(Records drawn from a dataset)

Content starts

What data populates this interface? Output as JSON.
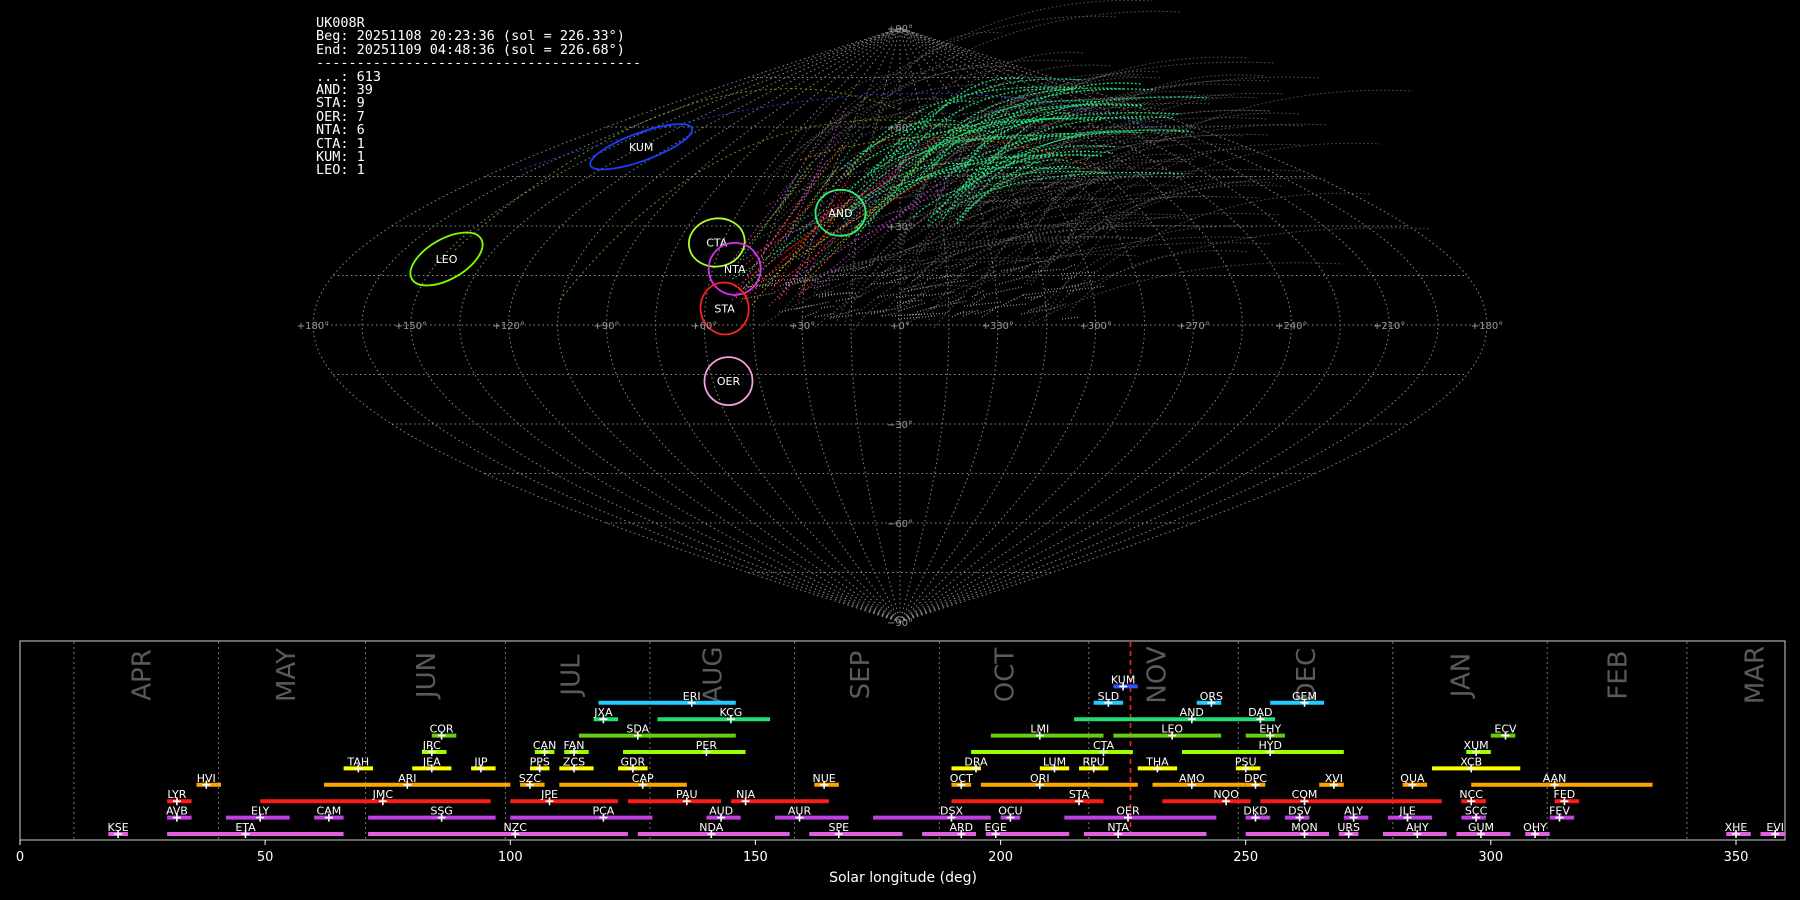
{
  "info": {
    "station": "UK008R",
    "beg": "Beg: 20251108 20:23:36 (sol = 226.33°)",
    "end": "End: 20251109 04:48:36 (sol = 226.68°)",
    "rule": "----------------------------------------",
    "counts": [
      {
        "code": "...",
        "n": 613
      },
      {
        "code": "AND",
        "n": 39
      },
      {
        "code": "STA",
        "n": 9
      },
      {
        "code": "OER",
        "n": 7
      },
      {
        "code": "NTA",
        "n": 6
      },
      {
        "code": "CTA",
        "n": 1
      },
      {
        "code": "KUM",
        "n": 1
      },
      {
        "code": "LEO",
        "n": 1
      }
    ]
  },
  "chart_data": [
    {
      "type": "scatter",
      "title": "",
      "projection": "sinusoidal sky map",
      "x_tick_labels": [
        "+180°",
        "+150°",
        "+120°",
        "+90°",
        "+60°",
        "+30°",
        "+0°",
        "+330°",
        "+300°",
        "+270°",
        "+240°",
        "+210°",
        "+180°"
      ],
      "y_tick_labels": [
        "+90°",
        "+60°",
        "+30°",
        "−30°",
        "−60°",
        "−90°"
      ],
      "radiants": [
        {
          "name": "KUM",
          "lon": 135,
          "lat": 54,
          "color": "#1e3cff"
        },
        {
          "name": "LEO",
          "lon": 148,
          "lat": 20,
          "color": "#7fff00"
        },
        {
          "name": "CTA",
          "lon": 62,
          "lat": 25,
          "color": "#adff2f"
        },
        {
          "name": "NTA",
          "lon": 53,
          "lat": 17,
          "color": "#da30f0"
        },
        {
          "name": "STA",
          "lon": 54,
          "lat": 5,
          "color": "#ff2020"
        },
        {
          "name": "AND",
          "lon": 22,
          "lat": 34,
          "color": "#2af07a"
        },
        {
          "name": "OER",
          "lon": 55,
          "lat": -17,
          "color": "#f0a0e0"
        }
      ]
    },
    {
      "type": "bar",
      "title": "",
      "xlabel": "Solar longitude (deg)",
      "xlim": [
        0,
        360
      ],
      "x_ticks": [
        0,
        50,
        100,
        150,
        200,
        250,
        300,
        350
      ],
      "current_sol": 226.5,
      "months": [
        {
          "label": "APR",
          "pos": 25,
          "boundary": 11
        },
        {
          "label": "MAY",
          "pos": 54.5,
          "boundary": 40.5
        },
        {
          "label": "JUN",
          "pos": 83,
          "boundary": 70.5
        },
        {
          "label": "JUL",
          "pos": 112.5,
          "boundary": 99
        },
        {
          "label": "AUG",
          "pos": 141.5,
          "boundary": 128.5
        },
        {
          "label": "SEP",
          "pos": 171.5,
          "boundary": 158
        },
        {
          "label": "OCT",
          "pos": 201,
          "boundary": 187.5
        },
        {
          "label": "NOV",
          "pos": 232,
          "boundary": 218
        },
        {
          "label": "DEC",
          "pos": 262.5,
          "boundary": 248.5
        },
        {
          "label": "JAN",
          "pos": 294,
          "boundary": 280
        },
        {
          "label": "FEB",
          "pos": 326,
          "boundary": 311.5
        },
        {
          "label": "MAR",
          "pos": 354,
          "boundary": 340
        }
      ],
      "showers": [
        {
          "name": "KSE",
          "start": 18,
          "end": 22,
          "peak": 20,
          "row": 0,
          "color": "#e060e0"
        },
        {
          "name": "ETA",
          "start": 30,
          "end": 66,
          "peak": 46,
          "row": 0,
          "color": "#e060e0"
        },
        {
          "name": "NZC",
          "start": 71,
          "end": 124,
          "peak": 101,
          "row": 0,
          "color": "#e060e0"
        },
        {
          "name": "NDA",
          "start": 126,
          "end": 157,
          "peak": 141,
          "row": 0,
          "color": "#e060e0"
        },
        {
          "name": "SPE",
          "start": 161,
          "end": 180,
          "peak": 167,
          "row": 0,
          "color": "#e060e0"
        },
        {
          "name": "ARD",
          "start": 184,
          "end": 195,
          "peak": 192,
          "row": 0,
          "color": "#e060e0"
        },
        {
          "name": "EGE",
          "start": 197,
          "end": 214,
          "peak": 199,
          "row": 0,
          "color": "#e060e0"
        },
        {
          "name": "NTA",
          "start": 217,
          "end": 242,
          "peak": 224,
          "row": 0,
          "color": "#e060e0"
        },
        {
          "name": "MON",
          "start": 250,
          "end": 267,
          "peak": 262,
          "row": 0,
          "color": "#e060e0"
        },
        {
          "name": "URS",
          "start": 269,
          "end": 273,
          "peak": 271,
          "row": 0,
          "color": "#e060e0"
        },
        {
          "name": "AHY",
          "start": 278,
          "end": 291,
          "peak": 285,
          "row": 0,
          "color": "#e060e0"
        },
        {
          "name": "GUM",
          "start": 293,
          "end": 304,
          "peak": 298,
          "row": 0,
          "color": "#e060e0"
        },
        {
          "name": "OHY",
          "start": 307,
          "end": 312,
          "peak": 309,
          "row": 0,
          "color": "#e060e0"
        },
        {
          "name": "XHE",
          "start": 348,
          "end": 353,
          "peak": 350,
          "row": 0,
          "color": "#e060e0"
        },
        {
          "name": "EVI",
          "start": 355,
          "end": 360,
          "peak": 358,
          "row": 0,
          "color": "#e060e0"
        },
        {
          "name": "AVB",
          "start": 30,
          "end": 35,
          "peak": 32,
          "row": 1,
          "color": "#c040e0"
        },
        {
          "name": "ELY",
          "start": 42,
          "end": 55,
          "peak": 49,
          "row": 1,
          "color": "#c040e0"
        },
        {
          "name": "CAM",
          "start": 60,
          "end": 66,
          "peak": 63,
          "row": 1,
          "color": "#c040e0"
        },
        {
          "name": "SSG",
          "start": 71,
          "end": 97,
          "peak": 86,
          "row": 1,
          "color": "#c040e0"
        },
        {
          "name": "PCA",
          "start": 100,
          "end": 129,
          "peak": 119,
          "row": 1,
          "color": "#c040e0"
        },
        {
          "name": "AUD",
          "start": 140,
          "end": 147,
          "peak": 143,
          "row": 1,
          "color": "#c040e0"
        },
        {
          "name": "AUR",
          "start": 154,
          "end": 169,
          "peak": 159,
          "row": 1,
          "color": "#c040e0"
        },
        {
          "name": "DSX",
          "start": 174,
          "end": 198,
          "peak": 190,
          "row": 1,
          "color": "#c040e0"
        },
        {
          "name": "OCU",
          "start": 200,
          "end": 204,
          "peak": 202,
          "row": 1,
          "color": "#c040e0"
        },
        {
          "name": "OER",
          "start": 213,
          "end": 244,
          "peak": 226,
          "row": 1,
          "color": "#c040e0"
        },
        {
          "name": "DKD",
          "start": 250,
          "end": 255,
          "peak": 252,
          "row": 1,
          "color": "#c040e0"
        },
        {
          "name": "DSV",
          "start": 258,
          "end": 263,
          "peak": 261,
          "row": 1,
          "color": "#c040e0"
        },
        {
          "name": "ALY",
          "start": 270,
          "end": 275,
          "peak": 272,
          "row": 1,
          "color": "#c040e0"
        },
        {
          "name": "JLE",
          "start": 279,
          "end": 288,
          "peak": 283,
          "row": 1,
          "color": "#c040e0"
        },
        {
          "name": "SCC",
          "start": 294,
          "end": 299,
          "peak": 297,
          "row": 1,
          "color": "#c040e0"
        },
        {
          "name": "FEV",
          "start": 312,
          "end": 317,
          "peak": 314,
          "row": 1,
          "color": "#c040e0"
        },
        {
          "name": "LYR",
          "start": 30,
          "end": 35,
          "peak": 32,
          "row": 2,
          "color": "#ff1a1a"
        },
        {
          "name": "JMC",
          "start": 49,
          "end": 96,
          "peak": 74,
          "row": 2,
          "color": "#ff1a1a"
        },
        {
          "name": "JPE",
          "start": 100,
          "end": 122,
          "peak": 108,
          "row": 2,
          "color": "#ff1a1a"
        },
        {
          "name": "PAU",
          "start": 124,
          "end": 143,
          "peak": 136,
          "row": 2,
          "color": "#ff1a1a"
        },
        {
          "name": "NIA",
          "start": 145,
          "end": 165,
          "peak": 148,
          "row": 2,
          "color": "#ff1a1a"
        },
        {
          "name": "STA",
          "start": 190,
          "end": 221,
          "peak": 216,
          "row": 2,
          "color": "#ff1a1a"
        },
        {
          "name": "NOO",
          "start": 233,
          "end": 251,
          "peak": 246,
          "row": 2,
          "color": "#ff1a1a"
        },
        {
          "name": "COM",
          "start": 253,
          "end": 290,
          "peak": 262,
          "row": 2,
          "color": "#ff1a1a"
        },
        {
          "name": "NCC",
          "start": 294,
          "end": 299,
          "peak": 296,
          "row": 2,
          "color": "#ff1a1a"
        },
        {
          "name": "FED",
          "start": 313,
          "end": 318,
          "peak": 315,
          "row": 2,
          "color": "#ff1a1a"
        },
        {
          "name": "HVI",
          "start": 36,
          "end": 41,
          "peak": 38,
          "row": 3,
          "color": "#ffa500"
        },
        {
          "name": "ARI",
          "start": 62,
          "end": 100,
          "peak": 79,
          "row": 3,
          "color": "#ffa500"
        },
        {
          "name": "SZC",
          "start": 102,
          "end": 107,
          "peak": 104,
          "row": 3,
          "color": "#ffa500"
        },
        {
          "name": "CAP",
          "start": 110,
          "end": 136,
          "peak": 127,
          "row": 3,
          "color": "#ffa500"
        },
        {
          "name": "NUE",
          "start": 162,
          "end": 167,
          "peak": 164,
          "row": 3,
          "color": "#ffa500"
        },
        {
          "name": "OCT",
          "start": 190,
          "end": 194,
          "peak": 192,
          "row": 3,
          "color": "#ffa500"
        },
        {
          "name": "ORI",
          "start": 196,
          "end": 228,
          "peak": 208,
          "row": 3,
          "color": "#ffa500"
        },
        {
          "name": "AMO",
          "start": 231,
          "end": 250,
          "peak": 239,
          "row": 3,
          "color": "#ffa500"
        },
        {
          "name": "DPC",
          "start": 250,
          "end": 254,
          "peak": 252,
          "row": 3,
          "color": "#ffa500"
        },
        {
          "name": "XVI",
          "start": 265,
          "end": 270,
          "peak": 268,
          "row": 3,
          "color": "#ffa500"
        },
        {
          "name": "QUA",
          "start": 282,
          "end": 287,
          "peak": 284,
          "row": 3,
          "color": "#ffa500"
        },
        {
          "name": "AAN",
          "start": 296,
          "end": 333,
          "peak": 313,
          "row": 3,
          "color": "#ffa500"
        },
        {
          "name": "TAH",
          "start": 66,
          "end": 72,
          "peak": 69,
          "row": 4,
          "color": "#ffff00"
        },
        {
          "name": "JEA",
          "start": 80,
          "end": 88,
          "peak": 84,
          "row": 4,
          "color": "#ffff00"
        },
        {
          "name": "JIP",
          "start": 92,
          "end": 97,
          "peak": 94,
          "row": 4,
          "color": "#ffff00"
        },
        {
          "name": "PPS",
          "start": 104,
          "end": 108,
          "peak": 106,
          "row": 4,
          "color": "#ffff00"
        },
        {
          "name": "ZCS",
          "start": 110,
          "end": 117,
          "peak": 113,
          "row": 4,
          "color": "#ffff00"
        },
        {
          "name": "GDR",
          "start": 122,
          "end": 128,
          "peak": 125,
          "row": 4,
          "color": "#ffff00"
        },
        {
          "name": "DRA",
          "start": 190,
          "end": 196,
          "peak": 195,
          "row": 4,
          "color": "#ffff00"
        },
        {
          "name": "LUM",
          "start": 208,
          "end": 214,
          "peak": 211,
          "row": 4,
          "color": "#ffff00"
        },
        {
          "name": "RPU",
          "start": 216,
          "end": 222,
          "peak": 219,
          "row": 4,
          "color": "#ffff00"
        },
        {
          "name": "THA",
          "start": 228,
          "end": 236,
          "peak": 232,
          "row": 4,
          "color": "#ffff00"
        },
        {
          "name": "PSU",
          "start": 248,
          "end": 253,
          "peak": 250,
          "row": 4,
          "color": "#ffff00"
        },
        {
          "name": "XCB",
          "start": 288,
          "end": 306,
          "peak": 296,
          "row": 4,
          "color": "#ffff00"
        },
        {
          "name": "JRC",
          "start": 82,
          "end": 87,
          "peak": 84,
          "row": 5,
          "color": "#9aff00"
        },
        {
          "name": "CAN",
          "start": 105,
          "end": 109,
          "peak": 107,
          "row": 5,
          "color": "#9aff00"
        },
        {
          "name": "FAN",
          "start": 111,
          "end": 116,
          "peak": 113,
          "row": 5,
          "color": "#9aff00"
        },
        {
          "name": "PER",
          "start": 123,
          "end": 148,
          "peak": 140,
          "row": 5,
          "color": "#9aff00"
        },
        {
          "name": "CTA",
          "start": 194,
          "end": 227,
          "peak": 221,
          "row": 5,
          "color": "#9aff00"
        },
        {
          "name": "HYD",
          "start": 237,
          "end": 270,
          "peak": 255,
          "row": 5,
          "color": "#9aff00"
        },
        {
          "name": "XUM",
          "start": 295,
          "end": 300,
          "peak": 297,
          "row": 5,
          "color": "#9aff00"
        },
        {
          "name": "COR",
          "start": 84,
          "end": 89,
          "peak": 86,
          "row": 6,
          "color": "#66cc11"
        },
        {
          "name": "SDA",
          "start": 114,
          "end": 146,
          "peak": 126,
          "row": 6,
          "color": "#66cc11"
        },
        {
          "name": "LMI",
          "start": 198,
          "end": 221,
          "peak": 208,
          "row": 6,
          "color": "#66cc11"
        },
        {
          "name": "LEO",
          "start": 223,
          "end": 245,
          "peak": 235,
          "row": 6,
          "color": "#66cc11"
        },
        {
          "name": "EHY",
          "start": 250,
          "end": 258,
          "peak": 255,
          "row": 6,
          "color": "#66cc11"
        },
        {
          "name": "ECV",
          "start": 300,
          "end": 305,
          "peak": 303,
          "row": 6,
          "color": "#66cc11"
        },
        {
          "name": "JXA",
          "start": 117,
          "end": 122,
          "peak": 119,
          "row": 7,
          "color": "#22dd77"
        },
        {
          "name": "KCG",
          "start": 130,
          "end": 153,
          "peak": 145,
          "row": 7,
          "color": "#22dd77"
        },
        {
          "name": "AND",
          "start": 215,
          "end": 250,
          "peak": 239,
          "row": 7,
          "color": "#22dd77"
        },
        {
          "name": "DAD",
          "start": 250,
          "end": 256,
          "peak": 253,
          "row": 7,
          "color": "#22dd77"
        },
        {
          "name": "ERI",
          "start": 118,
          "end": 146,
          "peak": 137,
          "row": 8,
          "color": "#22ccff"
        },
        {
          "name": "SLD",
          "start": 219,
          "end": 225,
          "peak": 222,
          "row": 8,
          "color": "#22ccff"
        },
        {
          "name": "ORS",
          "start": 240,
          "end": 245,
          "peak": 243,
          "row": 8,
          "color": "#22ccff"
        },
        {
          "name": "GEM",
          "start": 255,
          "end": 266,
          "peak": 262,
          "row": 8,
          "color": "#22ccff"
        },
        {
          "name": "KUM",
          "start": 223,
          "end": 228,
          "peak": 225,
          "row": 9,
          "color": "#3050ff"
        }
      ]
    }
  ]
}
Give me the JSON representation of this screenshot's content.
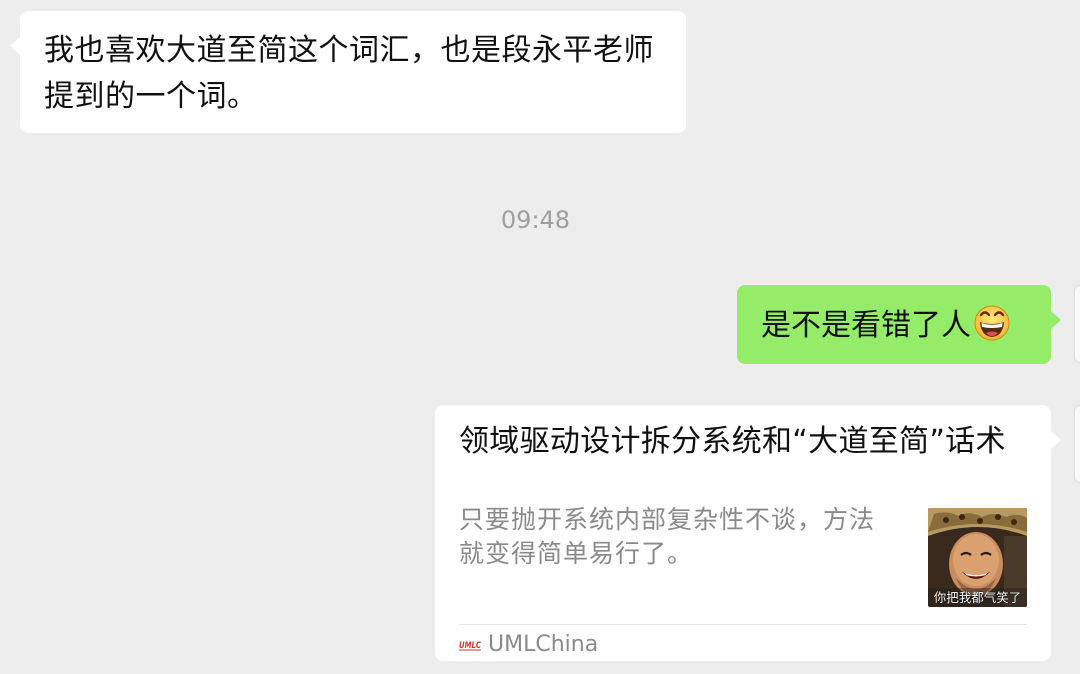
{
  "chat": {
    "incoming_message": "我也喜欢大道至简这个词汇，也是段永平老师提到的一个词。",
    "timestamp": "09:48",
    "outgoing_message": "是不是看错了人",
    "outgoing_emoji": "grinning-face-emoji"
  },
  "link_card": {
    "title": "领域驱动设计拆分系统和“大道至简”话术",
    "description": "只要抛开系统内部复杂性不谈，方法就变得简单易行了。",
    "thumbnail_caption": "你把我都气笑了",
    "source_logo_text": "UMLC",
    "source_name": "UMLChina"
  },
  "colors": {
    "background": "#ededed",
    "outgoing_bubble": "#95ec69",
    "incoming_bubble": "#ffffff",
    "logo_red": "#d9332b"
  }
}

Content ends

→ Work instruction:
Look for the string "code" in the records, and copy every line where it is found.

→ Answer box:
        "code": "...",
        "code": "AND",
        "code": "STA",
        "code": "OER",
        "code": "NTA",
        "code": "CTA",
        "code": "KUM",
        "code": "LEO",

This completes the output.